* What to produce *
Without copying the images, write out all the entries below verbatim.

* Dataset content *
========================================================================

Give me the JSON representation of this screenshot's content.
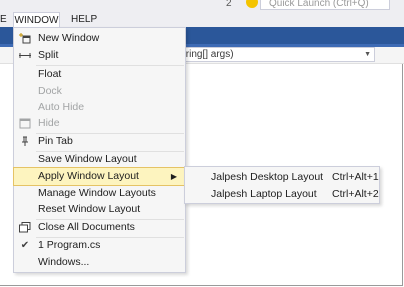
{
  "topbar": {
    "notification_count": "2",
    "quick_launch_placeholder": "Quick Launch (Ctrl+Q)"
  },
  "menubar": {
    "left_fragment": "E",
    "window": "WINDOW",
    "help": "HELP"
  },
  "navbar": {
    "method_combo": "tring[] args)"
  },
  "window_menu": {
    "new_window": "New Window",
    "split": "Split",
    "float": "Float",
    "dock": "Dock",
    "auto_hide": "Auto Hide",
    "hide": "Hide",
    "pin_tab": "Pin Tab",
    "save_window_layout": "Save Window Layout",
    "apply_window_layout": "Apply Window Layout",
    "manage_window_layouts": "Manage Window Layouts",
    "reset_window_layout": "Reset Window Layout",
    "close_all_documents": "Close All Documents",
    "open_document": "1 Program.cs",
    "windows": "Windows..."
  },
  "layout_submenu": {
    "items": [
      {
        "label": "Jalpesh Desktop Layout",
        "shortcut": "Ctrl+Alt+1"
      },
      {
        "label": "Jalpesh Laptop Layout",
        "shortcut": "Ctrl+Alt+2"
      }
    ]
  },
  "colors": {
    "tab_bar": "#2b579a",
    "highlight": "#fdf4bf",
    "menu_background": "#f6f6f6",
    "disabled_text": "#a2a4a5"
  }
}
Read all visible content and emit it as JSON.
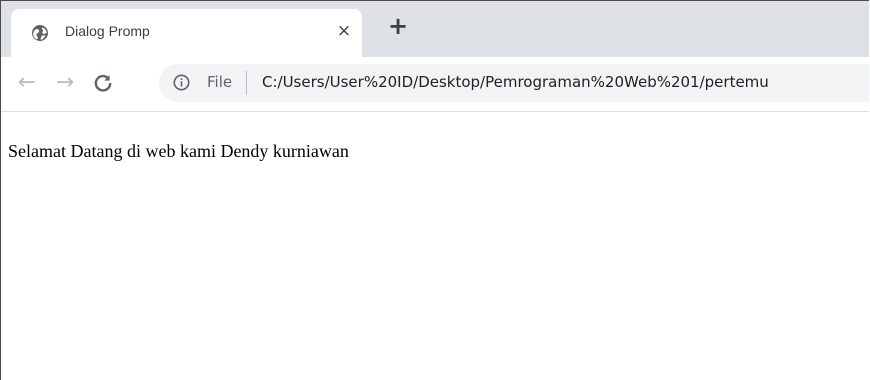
{
  "tab": {
    "title": "Dialog Promp",
    "close_glyph": "×",
    "favicon": "globe-icon"
  },
  "new_tab_glyph": "+",
  "toolbar": {
    "back_glyph": "←",
    "forward_glyph": "→",
    "reload_glyph": "C",
    "info_icon": "info-icon",
    "scheme_label": "File",
    "url": "C:/Users/User%20ID/Desktop/Pemrograman%20Web%201/pertemu"
  },
  "page": {
    "message": "Selamat Datang di web kami Dendy kurniawan"
  },
  "colors": {
    "tabstrip": "#dee1e6",
    "omnibox": "#f1f3f4",
    "inactive_nav": "#b8bbbf",
    "text": "#202124"
  }
}
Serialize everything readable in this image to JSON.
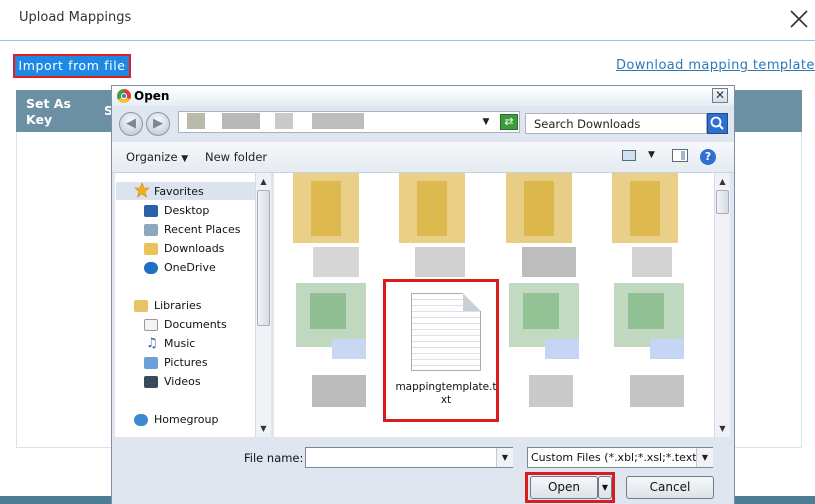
{
  "modal": {
    "title": "Upload Mappings",
    "import_label": "Import from file",
    "download_link": "Download mapping template",
    "columns": [
      "Set As Key",
      "S"
    ]
  },
  "dialog": {
    "title": "Open",
    "close_glyph": "✕",
    "search_placeholder": "Search Downloads",
    "toolbar": {
      "organize": "Organize",
      "new_folder": "New folder"
    },
    "nav": {
      "favorites": "Favorites",
      "favorites_items": [
        "Desktop",
        "Recent Places",
        "Downloads",
        "OneDrive"
      ],
      "libraries": "Libraries",
      "libraries_items": [
        "Documents",
        "Music",
        "Pictures",
        "Videos"
      ],
      "homegroup": "Homegroup"
    },
    "selected_file": "mappingtemplate.txt",
    "file_name_label": "File name:",
    "file_name_value": "",
    "filter_value": "Custom Files (*.xbl;*.xsl;*.text;*.",
    "open_label": "Open",
    "cancel_label": "Cancel"
  },
  "colors": {
    "accent": "#1e88e5",
    "highlight": "#d71d1d",
    "table_header": "#6c90a3"
  }
}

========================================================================

* Answer box *
Give me the JSON representation of this screenshot's content.
{
  "topbar": {
    "notification_count": "2",
    "quick_launch_placeholder": "Quick Launch (Ctrl+Q)"
  },
  "menubar": {
    "left_fragment": "E",
    "window": "WINDOW",
    "help": "HELP"
  },
  "navbar": {
    "method_combo": "tring[] args)"
  },
  "window_menu": {
    "new_window": "New Window",
    "split": "Split",
    "float": "Float",
    "dock": "Dock",
    "auto_hide": "Auto Hide",
    "hide": "Hide",
    "pin_tab": "Pin Tab",
    "save_window_layout": "Save Window Layout",
    "apply_window_layout": "Apply Window Layout",
    "manage_window_layouts": "Manage Window Layouts",
    "reset_window_layout": "Reset Window Layout",
    "close_all_documents": "Close All Documents",
    "open_document": "1 Program.cs",
    "windows": "Windows..."
  },
  "layout_submenu": {
    "items": [
      {
        "label": "Jalpesh Desktop Layout",
        "shortcut": "Ctrl+Alt+1"
      },
      {
        "label": "Jalpesh Laptop Layout",
        "shortcut": "Ctrl+Alt+2"
      }
    ]
  },
  "colors": {
    "tab_bar": "#2b579a",
    "highlight": "#fdf4bf",
    "menu_background": "#f6f6f6",
    "disabled_text": "#a2a4a5"
  }
}
Read all visible content and emit it as JSON.
{
  "tab": {
    "title": "Dialog Promp",
    "close_glyph": "×",
    "favicon": "globe-icon"
  },
  "new_tab_glyph": "+",
  "toolbar": {
    "back_glyph": "←",
    "forward_glyph": "→",
    "reload_glyph": "C",
    "info_icon": "info-icon",
    "scheme_label": "File",
    "url": "C:/Users/User%20ID/Desktop/Pemrograman%20Web%201/pertemu"
  },
  "page": {
    "message": "Selamat Datang di web kami Dendy kurniawan"
  },
  "colors": {
    "tabstrip": "#dee1e6",
    "omnibox": "#f1f3f4",
    "inactive_nav": "#b8bbbf",
    "text": "#202124"
  }
}
Serialize everything readable in this image to JSON.
{
  "modal": {
    "title": "Upload Mappings",
    "import_label": "Import from file",
    "download_link": "Download mapping template",
    "columns": [
      "Set As Key",
      "S"
    ]
  },
  "dialog": {
    "title": "Open",
    "close_glyph": "✕",
    "search_placeholder": "Search Downloads",
    "toolbar": {
      "organize": "Organize",
      "new_folder": "New folder"
    },
    "nav": {
      "favorites": "Favorites",
      "favorites_items": [
        "Desktop",
        "Recent Places",
        "Downloads",
        "OneDrive"
      ],
      "libraries": "Libraries",
      "libraries_items": [
        "Documents",
        "Music",
        "Pictures",
        "Videos"
      ],
      "homegroup": "Homegroup"
    },
    "selected_file": "mappingtemplate.txt",
    "file_name_label": "File name:",
    "file_name_value": "",
    "filter_value": "Custom Files (*.xbl;*.xsl;*.text;*.",
    "open_label": "Open",
    "cancel_label": "Cancel"
  },
  "colors": {
    "accent": "#1e88e5",
    "highlight": "#d71d1d",
    "table_header": "#6c90a3"
  }
}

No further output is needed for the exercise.